Exercise data:
-=-=-

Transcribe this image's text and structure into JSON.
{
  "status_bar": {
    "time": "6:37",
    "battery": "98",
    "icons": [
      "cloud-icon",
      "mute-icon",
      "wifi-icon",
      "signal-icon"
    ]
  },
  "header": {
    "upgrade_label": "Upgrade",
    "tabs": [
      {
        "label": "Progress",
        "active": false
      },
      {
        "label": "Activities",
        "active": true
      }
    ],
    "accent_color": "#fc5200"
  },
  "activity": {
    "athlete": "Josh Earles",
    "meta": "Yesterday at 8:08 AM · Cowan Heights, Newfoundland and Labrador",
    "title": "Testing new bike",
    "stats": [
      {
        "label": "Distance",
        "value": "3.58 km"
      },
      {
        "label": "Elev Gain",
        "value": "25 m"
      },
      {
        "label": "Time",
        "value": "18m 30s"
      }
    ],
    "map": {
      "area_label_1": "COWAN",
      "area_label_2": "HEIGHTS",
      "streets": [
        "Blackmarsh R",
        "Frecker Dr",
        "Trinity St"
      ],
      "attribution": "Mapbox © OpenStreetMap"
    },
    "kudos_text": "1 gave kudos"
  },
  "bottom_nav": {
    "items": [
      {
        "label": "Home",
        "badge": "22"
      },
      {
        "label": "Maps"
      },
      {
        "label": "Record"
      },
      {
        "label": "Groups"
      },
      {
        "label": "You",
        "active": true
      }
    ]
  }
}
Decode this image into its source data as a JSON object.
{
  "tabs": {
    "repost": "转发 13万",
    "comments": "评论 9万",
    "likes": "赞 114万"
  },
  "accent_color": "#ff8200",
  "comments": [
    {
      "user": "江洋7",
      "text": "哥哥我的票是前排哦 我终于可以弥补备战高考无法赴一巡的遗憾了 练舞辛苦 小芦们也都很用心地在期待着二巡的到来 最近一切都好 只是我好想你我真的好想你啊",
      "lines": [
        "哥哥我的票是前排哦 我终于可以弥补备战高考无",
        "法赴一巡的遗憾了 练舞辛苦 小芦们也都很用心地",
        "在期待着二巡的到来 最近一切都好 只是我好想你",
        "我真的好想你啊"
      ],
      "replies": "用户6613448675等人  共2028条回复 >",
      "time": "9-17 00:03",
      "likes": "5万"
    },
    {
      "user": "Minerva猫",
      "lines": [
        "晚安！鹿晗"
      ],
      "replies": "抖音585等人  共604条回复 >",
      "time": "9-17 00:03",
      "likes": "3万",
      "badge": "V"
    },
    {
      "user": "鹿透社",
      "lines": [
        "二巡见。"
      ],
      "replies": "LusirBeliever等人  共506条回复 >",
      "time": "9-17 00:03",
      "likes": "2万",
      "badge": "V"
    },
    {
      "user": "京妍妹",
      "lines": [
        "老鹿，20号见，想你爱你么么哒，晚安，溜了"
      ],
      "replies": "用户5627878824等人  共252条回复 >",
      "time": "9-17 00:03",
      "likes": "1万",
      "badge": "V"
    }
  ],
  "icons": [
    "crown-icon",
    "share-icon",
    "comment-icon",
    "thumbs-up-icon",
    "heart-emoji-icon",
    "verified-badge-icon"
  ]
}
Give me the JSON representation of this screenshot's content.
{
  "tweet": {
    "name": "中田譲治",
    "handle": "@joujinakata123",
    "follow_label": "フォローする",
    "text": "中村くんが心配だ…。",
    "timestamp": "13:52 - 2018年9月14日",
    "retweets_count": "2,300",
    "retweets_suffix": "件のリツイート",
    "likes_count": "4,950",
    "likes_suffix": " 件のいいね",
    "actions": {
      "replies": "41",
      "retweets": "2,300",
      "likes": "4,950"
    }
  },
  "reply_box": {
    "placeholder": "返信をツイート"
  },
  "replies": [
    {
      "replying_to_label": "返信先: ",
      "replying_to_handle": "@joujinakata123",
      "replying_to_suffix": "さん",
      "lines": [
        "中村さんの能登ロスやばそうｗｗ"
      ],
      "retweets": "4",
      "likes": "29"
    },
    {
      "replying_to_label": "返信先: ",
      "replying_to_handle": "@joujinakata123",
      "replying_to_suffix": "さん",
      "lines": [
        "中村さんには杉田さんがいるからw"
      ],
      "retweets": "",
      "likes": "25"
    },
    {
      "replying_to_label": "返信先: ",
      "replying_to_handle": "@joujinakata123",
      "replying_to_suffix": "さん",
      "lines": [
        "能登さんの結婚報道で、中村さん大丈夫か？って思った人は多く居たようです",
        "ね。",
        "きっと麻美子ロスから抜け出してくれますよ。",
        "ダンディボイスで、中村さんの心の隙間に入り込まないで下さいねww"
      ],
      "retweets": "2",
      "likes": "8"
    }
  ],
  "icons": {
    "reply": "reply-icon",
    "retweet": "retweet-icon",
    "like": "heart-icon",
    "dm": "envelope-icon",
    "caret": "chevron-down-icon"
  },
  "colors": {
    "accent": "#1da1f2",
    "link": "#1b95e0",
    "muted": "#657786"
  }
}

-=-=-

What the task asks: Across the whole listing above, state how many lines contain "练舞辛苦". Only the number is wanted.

Exercise solution: 2